Neither image is accurate. Britain is an unchurched society but far from secular; it is also extraordinarily diverse. Most of rural Britain and quite a number of her smaller cities remain relatively untouched by the arrival of substantial other faith communities in the post-war period. A few larger cities, in contrast, host a wide range of religious minorities.
How does the school assembly fit into such diversity? A successful policy must be realistic, modest and flexible. It should be based on examples of good practice which can be found - indeed they abound if you care to look for them - in every type of context and depend, for the most part, on key individuals. Such individuals may, but need not be full-time members of a school's staff. Good practice should, moreover, be sought in this country, not elsewhere. The grass on the other side of the fence is not greener: the French have as much difficulty keeping religion out of their schools as we do keeping it in.
Worship and religious education are separate activities; that is true. But children learn by doing. The challenge is to ensure that they do it well
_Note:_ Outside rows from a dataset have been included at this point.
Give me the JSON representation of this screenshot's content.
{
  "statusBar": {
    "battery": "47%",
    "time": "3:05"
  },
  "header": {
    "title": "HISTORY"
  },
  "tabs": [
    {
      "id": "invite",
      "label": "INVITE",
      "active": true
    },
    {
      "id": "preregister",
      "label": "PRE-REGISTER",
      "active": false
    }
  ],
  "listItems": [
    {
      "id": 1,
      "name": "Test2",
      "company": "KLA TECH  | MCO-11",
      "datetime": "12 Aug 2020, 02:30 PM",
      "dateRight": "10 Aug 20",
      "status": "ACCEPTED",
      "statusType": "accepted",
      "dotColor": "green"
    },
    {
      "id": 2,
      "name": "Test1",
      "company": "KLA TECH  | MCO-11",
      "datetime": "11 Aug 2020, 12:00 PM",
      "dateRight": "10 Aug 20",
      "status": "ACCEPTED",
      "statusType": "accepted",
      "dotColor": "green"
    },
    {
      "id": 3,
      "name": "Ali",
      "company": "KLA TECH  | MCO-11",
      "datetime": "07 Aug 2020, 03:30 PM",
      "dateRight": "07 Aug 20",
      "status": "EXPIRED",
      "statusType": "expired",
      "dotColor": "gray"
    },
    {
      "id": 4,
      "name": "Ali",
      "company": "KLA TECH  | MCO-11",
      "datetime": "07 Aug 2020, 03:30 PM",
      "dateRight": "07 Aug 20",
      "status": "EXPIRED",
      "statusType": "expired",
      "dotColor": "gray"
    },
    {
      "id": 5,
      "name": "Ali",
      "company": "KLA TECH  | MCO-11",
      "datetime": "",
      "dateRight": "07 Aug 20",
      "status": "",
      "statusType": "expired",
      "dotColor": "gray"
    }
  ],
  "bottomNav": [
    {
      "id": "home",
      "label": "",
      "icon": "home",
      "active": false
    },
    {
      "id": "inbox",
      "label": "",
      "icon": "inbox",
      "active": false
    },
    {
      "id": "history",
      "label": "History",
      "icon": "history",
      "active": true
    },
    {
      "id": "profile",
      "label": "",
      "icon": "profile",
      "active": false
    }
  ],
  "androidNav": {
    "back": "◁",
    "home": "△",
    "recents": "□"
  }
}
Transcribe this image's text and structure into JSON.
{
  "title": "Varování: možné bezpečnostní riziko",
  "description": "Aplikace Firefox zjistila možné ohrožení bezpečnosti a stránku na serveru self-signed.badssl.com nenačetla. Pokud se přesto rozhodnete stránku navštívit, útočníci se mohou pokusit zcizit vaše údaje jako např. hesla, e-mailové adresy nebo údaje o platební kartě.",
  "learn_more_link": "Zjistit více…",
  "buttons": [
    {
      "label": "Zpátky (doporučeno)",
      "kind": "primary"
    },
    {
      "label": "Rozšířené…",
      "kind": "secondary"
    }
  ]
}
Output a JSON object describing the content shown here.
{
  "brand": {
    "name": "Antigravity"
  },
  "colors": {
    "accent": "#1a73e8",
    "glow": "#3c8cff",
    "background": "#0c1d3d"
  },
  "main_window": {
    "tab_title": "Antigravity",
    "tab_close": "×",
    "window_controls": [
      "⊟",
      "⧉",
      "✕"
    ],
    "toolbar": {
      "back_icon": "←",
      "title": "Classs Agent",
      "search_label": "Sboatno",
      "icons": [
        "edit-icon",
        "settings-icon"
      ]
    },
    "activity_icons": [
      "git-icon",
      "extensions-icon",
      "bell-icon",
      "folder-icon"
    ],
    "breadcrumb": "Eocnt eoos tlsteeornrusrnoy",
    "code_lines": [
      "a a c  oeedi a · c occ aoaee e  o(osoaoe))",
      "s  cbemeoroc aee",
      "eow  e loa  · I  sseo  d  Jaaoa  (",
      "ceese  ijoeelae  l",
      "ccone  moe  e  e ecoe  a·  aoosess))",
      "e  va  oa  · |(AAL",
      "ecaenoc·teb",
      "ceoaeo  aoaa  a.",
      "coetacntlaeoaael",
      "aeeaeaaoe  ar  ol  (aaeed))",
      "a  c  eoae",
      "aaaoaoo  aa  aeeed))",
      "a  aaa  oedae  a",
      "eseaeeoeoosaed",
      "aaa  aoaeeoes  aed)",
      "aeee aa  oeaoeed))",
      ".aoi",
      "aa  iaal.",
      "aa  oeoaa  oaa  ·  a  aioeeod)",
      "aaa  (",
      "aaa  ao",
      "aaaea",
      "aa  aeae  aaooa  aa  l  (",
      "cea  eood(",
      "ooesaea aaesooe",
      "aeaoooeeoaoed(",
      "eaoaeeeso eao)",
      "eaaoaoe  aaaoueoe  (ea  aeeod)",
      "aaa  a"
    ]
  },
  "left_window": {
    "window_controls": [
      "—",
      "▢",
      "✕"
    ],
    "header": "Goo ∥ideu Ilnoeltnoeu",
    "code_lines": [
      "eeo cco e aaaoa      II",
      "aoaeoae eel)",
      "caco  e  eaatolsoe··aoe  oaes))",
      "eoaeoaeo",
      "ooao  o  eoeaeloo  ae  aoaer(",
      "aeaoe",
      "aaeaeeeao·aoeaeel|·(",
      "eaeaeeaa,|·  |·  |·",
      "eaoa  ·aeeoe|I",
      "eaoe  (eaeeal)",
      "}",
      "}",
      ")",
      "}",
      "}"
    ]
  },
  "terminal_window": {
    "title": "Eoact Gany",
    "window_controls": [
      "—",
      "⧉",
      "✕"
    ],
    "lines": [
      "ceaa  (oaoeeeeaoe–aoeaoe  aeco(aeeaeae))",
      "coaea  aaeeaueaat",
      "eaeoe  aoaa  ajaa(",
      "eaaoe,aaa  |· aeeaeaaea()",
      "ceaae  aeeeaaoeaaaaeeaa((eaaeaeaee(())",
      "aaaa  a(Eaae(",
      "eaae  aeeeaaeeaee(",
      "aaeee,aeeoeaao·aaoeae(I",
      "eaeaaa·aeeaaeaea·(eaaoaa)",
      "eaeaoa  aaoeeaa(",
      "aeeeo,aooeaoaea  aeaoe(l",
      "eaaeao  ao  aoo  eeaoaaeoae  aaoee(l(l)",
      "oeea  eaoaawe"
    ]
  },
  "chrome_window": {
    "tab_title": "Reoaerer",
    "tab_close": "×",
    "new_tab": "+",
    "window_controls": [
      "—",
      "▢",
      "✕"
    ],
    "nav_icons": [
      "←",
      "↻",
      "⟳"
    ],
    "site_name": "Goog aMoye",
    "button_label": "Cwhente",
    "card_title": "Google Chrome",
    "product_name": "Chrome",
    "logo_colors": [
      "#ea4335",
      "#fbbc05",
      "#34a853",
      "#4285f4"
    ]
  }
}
Dr Grace Davie Department of Sociology University of ExeterReuse content